## [Data about app and page elements]
——————

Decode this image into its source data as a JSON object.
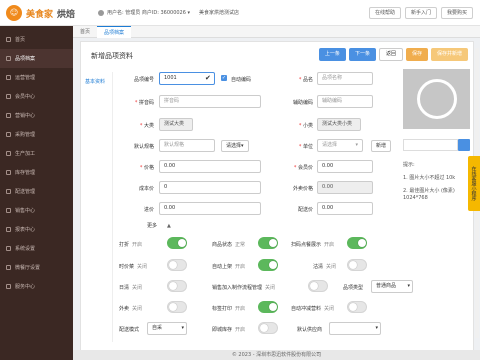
{
  "header": {
    "logo_text": "美食家",
    "logo_sub": "烘焙",
    "user_text": "用户名: 管理员 商户ID: 36000026 ▾",
    "shop_name": "美食家烘焙测试店",
    "buttons": [
      "在线帮助",
      "新手入门",
      "我要购买"
    ]
  },
  "sidebar": {
    "items": [
      {
        "label": "首页",
        "active": false
      },
      {
        "label": "品项档案",
        "active": true
      },
      {
        "label": "运营管理",
        "active": false
      },
      {
        "label": "会员中心",
        "active": false
      },
      {
        "label": "营销中心",
        "active": false
      },
      {
        "label": "采购管理",
        "active": false
      },
      {
        "label": "生产加工",
        "active": false
      },
      {
        "label": "库存管理",
        "active": false
      },
      {
        "label": "配送管理",
        "active": false
      },
      {
        "label": "销售中心",
        "active": false
      },
      {
        "label": "报表中心",
        "active": false
      },
      {
        "label": "系统设置",
        "active": false
      },
      {
        "label": "微餐厅设置",
        "active": false
      },
      {
        "label": "服务中心",
        "active": false
      }
    ]
  },
  "tabs": [
    {
      "label": "首页",
      "active": false
    },
    {
      "label": "品项档案",
      "active": true
    }
  ],
  "panel": {
    "title": "新增品项资料",
    "actions": [
      "上一条",
      "下一条",
      "返回",
      "保存",
      "保存并新增"
    ],
    "subnav": "基本资料"
  },
  "form": {
    "code_label": "品项编号",
    "code_value": "1001",
    "auto_code_label": "自动编码",
    "name_label": "品名",
    "name_placeholder": "品项名称",
    "pinyin_label": "拼音码",
    "pinyin_placeholder": "拼音码",
    "aux_label": "辅助编码",
    "aux_placeholder": "辅助编码",
    "major_label": "大类",
    "major_value": "测试大类",
    "minor_label": "小类",
    "minor_value": "测试大类小类",
    "spec_label": "默认规格",
    "spec_placeholder": "默认规格",
    "spec_btn": "请选择▾",
    "unit_label": "单位",
    "unit_value": "请选择",
    "unit_new": "新增",
    "price_label": "价格",
    "price_value": "0.00",
    "member_price_label": "会员价",
    "member_price_value": "0.00",
    "cost_label": "成本价",
    "cost_value": "0",
    "takeout_label": "外卖价格",
    "takeout_value": "0.00",
    "purchase_label": "进价",
    "purchase_value": "0.00",
    "delivery_label": "配送价",
    "delivery_value": "0.00",
    "more_label": "更多",
    "more_arrow": "▲"
  },
  "toggles": {
    "discount": {
      "label": "打折",
      "state": "开启",
      "on": true
    },
    "status": {
      "label": "商品状态",
      "state": "正常",
      "on": true
    },
    "scan_display": {
      "label": "扫码点餐展示",
      "state": "开启",
      "on": true
    },
    "timed_price": {
      "label": "时价菜",
      "state": "关闭",
      "on": false
    },
    "auto_shelf": {
      "label": "自动上架",
      "state": "开启",
      "on": true
    },
    "sold_out": {
      "label": "沽清",
      "state": "关闭",
      "on": false
    },
    "daily_clear": {
      "label": "日清",
      "state": "关闭",
      "on": false
    },
    "sale_process": {
      "label": "销售加入制作流程管理",
      "state": "关闭",
      "on": false
    },
    "label_print": {
      "label": "标签打印",
      "state": "开启",
      "on": true
    },
    "auto_reduce": {
      "label": "自动冲减营料",
      "state": "关闭",
      "on": false
    },
    "takeout": {
      "label": "外卖",
      "state": "关闭",
      "on": false
    },
    "neg_stock": {
      "label": "即城库存",
      "state": "开启",
      "on": false
    }
  },
  "selects": {
    "goods_type_label": "品项类型",
    "goods_type_value": "普通商品",
    "delivery_mode_label": "配送模式",
    "delivery_mode_value": "自采",
    "supplier_label": "默认供应商",
    "supplier_value": ""
  },
  "image_area": {
    "tips_title": "提示:",
    "tip1": "1. 图片大小不超过 10k",
    "tip2": "2. 最佳图片大小 (像素)",
    "tip3": "1024*768"
  },
  "float_label": "在线客服小程序",
  "footer": "© 2023 - 深圳市思迅软件股份有限公司"
}
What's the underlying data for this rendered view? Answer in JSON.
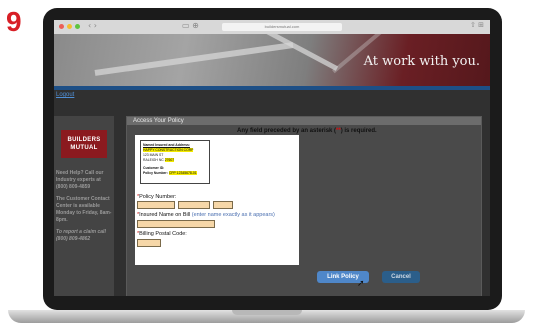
{
  "step_number": "9",
  "browser": {
    "url": "buildersmutual.com",
    "nav_arrows": "‹ ›",
    "tab_icons": "▭ ⊕",
    "right_icons": "⇧ ⊞",
    "dot_colors": [
      "#ec5f57",
      "#f5bd2f",
      "#5fc43f"
    ]
  },
  "hero": {
    "tagline": "At work with you."
  },
  "header": {
    "logout": "Logout"
  },
  "sidebar": {
    "logo_line1": "BUILDERS",
    "logo_line2": "MUTUAL",
    "help_text": "Need Help? Call our Industry experts at (800) 809-4859",
    "contact_text": "The Customer Contact Center is available Monday to Friday, 8am-8pm.",
    "claim_text": "To report a claim call (800) 809-4862"
  },
  "panel": {
    "title": "Access Your Policy",
    "required_note_prefix": "Any field preceded by an asterisk (",
    "required_note_star": "**",
    "required_note_suffix": ") is required."
  },
  "sample_doc": {
    "heading": "Named Insured and Address:",
    "company": "HAPPY CONSTRUCTION CORP",
    "street": "123 MAIN ST",
    "city": "RALEIGH NC",
    "zip": "27607",
    "customer_id_label": "Customer ID:",
    "policy_label": "Policy Number:",
    "policy_value": "CPP 12345678-01"
  },
  "form": {
    "star": "*",
    "policy_number_label": "Policy Number:",
    "insured_name_label": "Insured Name on Bill",
    "insured_name_hint": "(enter name exactly as it appears)",
    "postal_code_label": "Billing Postal Code:"
  },
  "buttons": {
    "link_policy": "Link Policy",
    "cancel": "Cancel"
  }
}
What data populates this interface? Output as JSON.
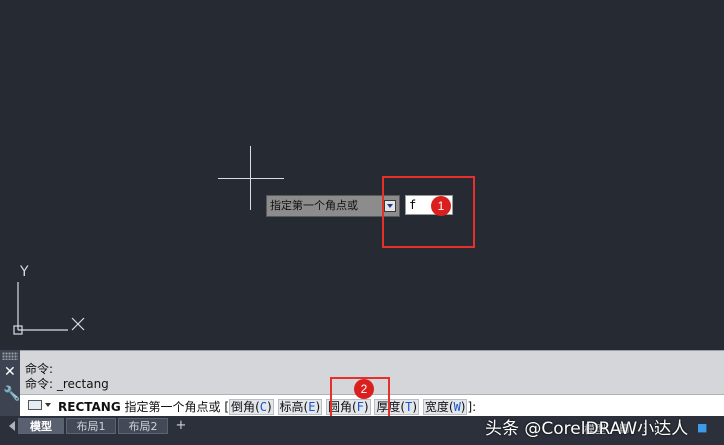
{
  "canvas": {
    "tooltip_label": "指定第一个角点或",
    "input_value": "f",
    "axis_label": "Y"
  },
  "annotations": {
    "badge_1": "1",
    "badge_2": "2"
  },
  "command": {
    "history": [
      "命令:",
      "命令: _rectang"
    ],
    "current_name": "RECTANG",
    "prompt": "指定第一个角点或",
    "options": [
      {
        "label": "倒角",
        "key": "C"
      },
      {
        "label": "标高",
        "key": "E"
      },
      {
        "label": "圆角",
        "key": "F"
      },
      {
        "label": "厚度",
        "key": "T"
      },
      {
        "label": "宽度",
        "key": "W"
      }
    ],
    "open_bracket": "[",
    "close_bracket": "]:"
  },
  "layout_tabs": [
    {
      "label": "模型",
      "active": true
    },
    {
      "label": "布局1",
      "active": false
    },
    {
      "label": "布局2",
      "active": false
    }
  ],
  "add_tab": "+",
  "status_bar": {
    "model_label": "模型"
  },
  "watermark": "头条 @CorelDRAW小达人",
  "colors": {
    "canvas_bg": "#252a33",
    "highlight": "#e8302b",
    "key_blue": "#1a55c9"
  }
}
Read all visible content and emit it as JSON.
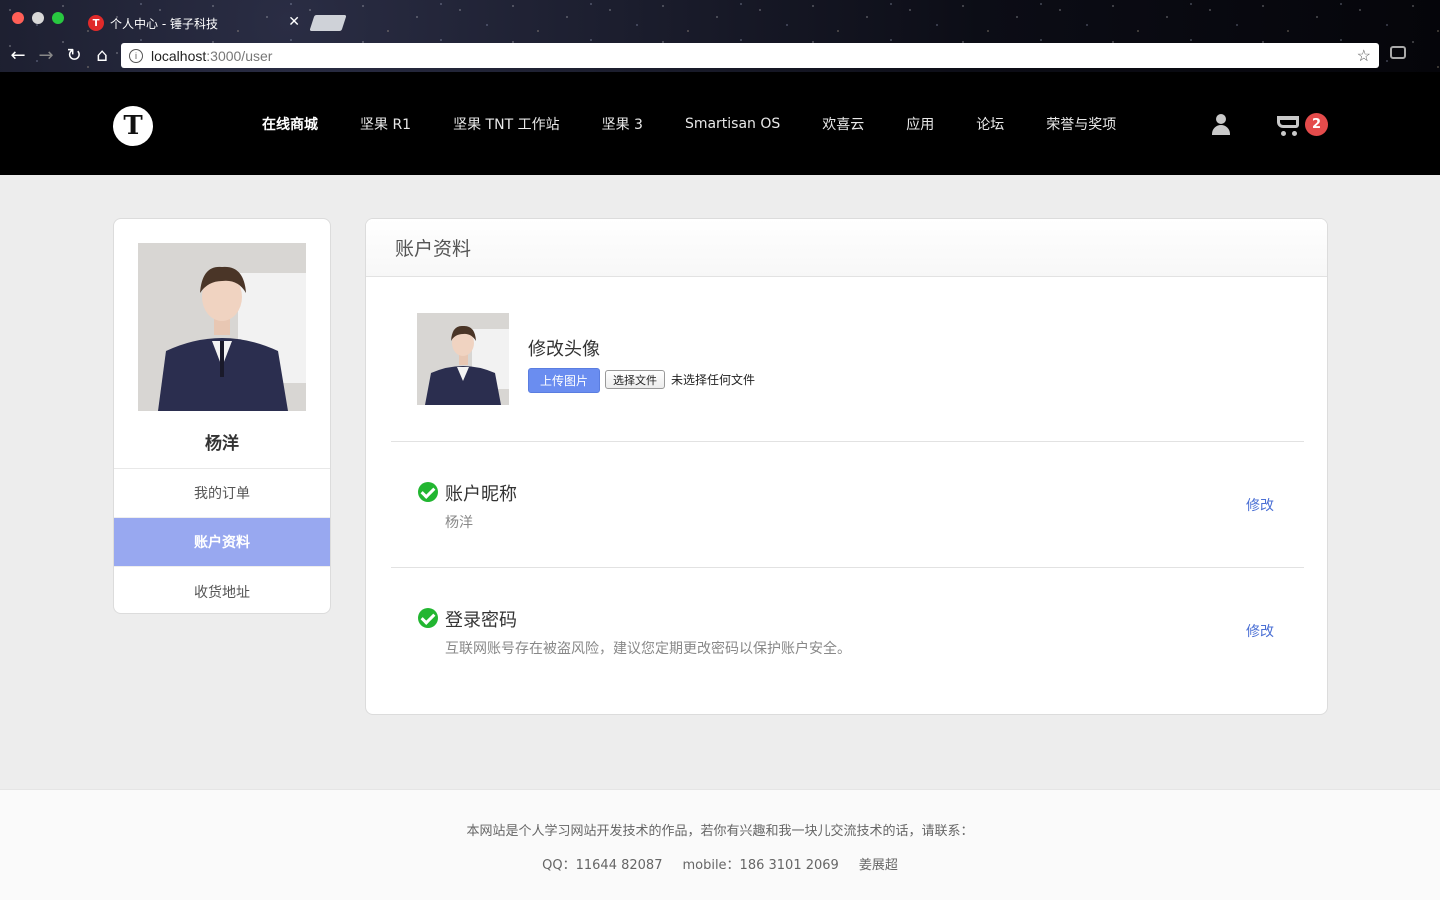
{
  "browser": {
    "tab_title": "个人中心 - 锤子科技",
    "tab_favicon": "T",
    "url_host": "localhost",
    "url_path": ":3000/user"
  },
  "header": {
    "logo": "T",
    "nav": [
      "在线商城",
      "坚果 R1",
      "坚果 TNT 工作站",
      "坚果 3",
      "Smartisan OS",
      "欢喜云",
      "应用",
      "论坛",
      "荣誉与奖项"
    ],
    "cart_count": "2"
  },
  "sidebar": {
    "user_name": "杨洋",
    "menu": [
      "我的订单",
      "账户资料",
      "收货地址"
    ]
  },
  "panel": {
    "title": "账户资料",
    "avatar_title": "修改头像",
    "upload_button": "上传图片",
    "file_button": "选择文件",
    "file_status": "未选择任何文件",
    "nickname_title": "账户昵称",
    "nickname_value": "杨洋",
    "password_title": "登录密码",
    "password_desc": "互联网账号存在被盗风险，建议您定期更改密码以保护账户安全。",
    "edit_label": "修改"
  },
  "footer": {
    "line1": "本网站是个人学习网站开发技术的作品，若你有兴趣和我一块儿交流技术的话，请联系：",
    "qq": "QQ：11644 82087",
    "mobile": "mobile：186 3101 2069",
    "author": "姜展超"
  },
  "colors": {
    "accent": "#98a8f0",
    "upload_button": "#6a8df0",
    "link": "#4a6fd4",
    "check": "#22b631",
    "badge": "#e44b4b"
  }
}
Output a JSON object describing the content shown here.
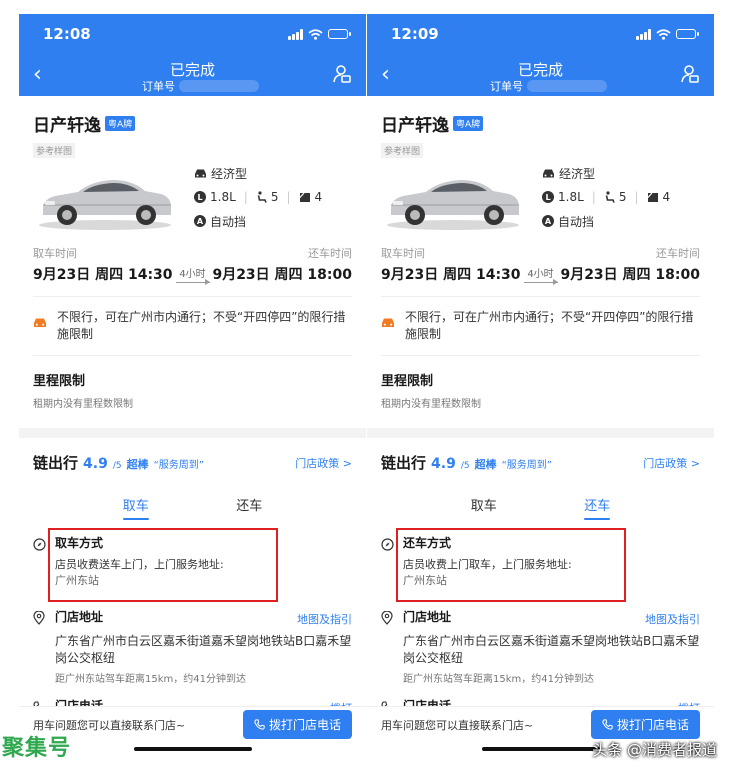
{
  "colors": {
    "brand": "#2f7ff0",
    "highlight_box": "#e02020",
    "watermark_green": "#2fa84f"
  },
  "screens": [
    {
      "time": "12:08",
      "nav_title": "已完成",
      "order_label": "订单号",
      "car_name": "日产轩逸",
      "plate": "粤A牌",
      "sample_label": "参考样图",
      "spec_class": "经济型",
      "displacement": "1.8L",
      "seats": "5",
      "doors": "4",
      "transmission": "自动挡",
      "pickup_time_label": "取车时间",
      "return_time_label": "还车时间",
      "pickup_time": "9月23日 周四 14:30",
      "duration": "4小时",
      "return_time": "9月23日 周四 18:00",
      "notice": "不限行，可在广州市内通行；不受“开四停四”的限行措施限制",
      "mileage_title": "里程限制",
      "mileage_desc": "租期内没有里程数限制",
      "store_name": "链出行",
      "rating": "4.9",
      "rating_of": "/5",
      "praise": "超棒",
      "praise_quote": "“服务周到”",
      "policy": "门店政策 >",
      "tab_pickup": "取车",
      "tab_return": "还车",
      "active_tab": "pickup",
      "method_title": "取车方式",
      "method_desc": "店员收费送车上门，上门服务地址:",
      "method_addr": "广州东站",
      "store_addr_title": "门店地址",
      "map_link": "地图及指引",
      "store_addr": "广东省广州市白云区嘉禾街道嘉禾望岗地铁站B口嘉禾望岗公交枢纽",
      "distance": "距广州东站驾车距离15km，约41分钟到达",
      "store_phone_title": "门店电话",
      "dial": "拨打",
      "bottom_hint": "用车问题您可以直接联系门店~",
      "call_button": "拨打门店电话"
    },
    {
      "time": "12:09",
      "nav_title": "已完成",
      "order_label": "订单号",
      "car_name": "日产轩逸",
      "plate": "粤A牌",
      "sample_label": "参考样图",
      "spec_class": "经济型",
      "displacement": "1.8L",
      "seats": "5",
      "doors": "4",
      "transmission": "自动挡",
      "pickup_time_label": "取车时间",
      "return_time_label": "还车时间",
      "pickup_time": "9月23日 周四 14:30",
      "duration": "4小时",
      "return_time": "9月23日 周四 18:00",
      "notice": "不限行，可在广州市内通行；不受“开四停四”的限行措施限制",
      "mileage_title": "里程限制",
      "mileage_desc": "租期内没有里程数限制",
      "store_name": "链出行",
      "rating": "4.9",
      "rating_of": "/5",
      "praise": "超棒",
      "praise_quote": "“服务周到”",
      "policy": "门店政策 >",
      "tab_pickup": "取车",
      "tab_return": "还车",
      "active_tab": "return",
      "method_title": "还车方式",
      "method_desc": "店员收费上门取车，上门服务地址:",
      "method_addr": "广州东站",
      "store_addr_title": "门店地址",
      "map_link": "地图及指引",
      "store_addr": "广东省广州市白云区嘉禾街道嘉禾望岗地铁站B口嘉禾望岗公交枢纽",
      "distance": "距广州东站驾车距离15km，约41分钟到达",
      "store_phone_title": "门店电话",
      "dial": "拨打",
      "bottom_hint": "用车问题您可以直接联系门店~",
      "call_button": "拨打门店电话"
    }
  ],
  "watermarks": {
    "left": "聚集号",
    "right": "头条 @消费者报道"
  }
}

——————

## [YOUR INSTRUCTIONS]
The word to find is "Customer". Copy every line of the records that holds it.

## [EXERCISE OUTPUT]
    "contact_text": "The Customer Contact Center is available Monday to Friday, 8am-8pm.",
    "customer_id_label": "Customer ID:",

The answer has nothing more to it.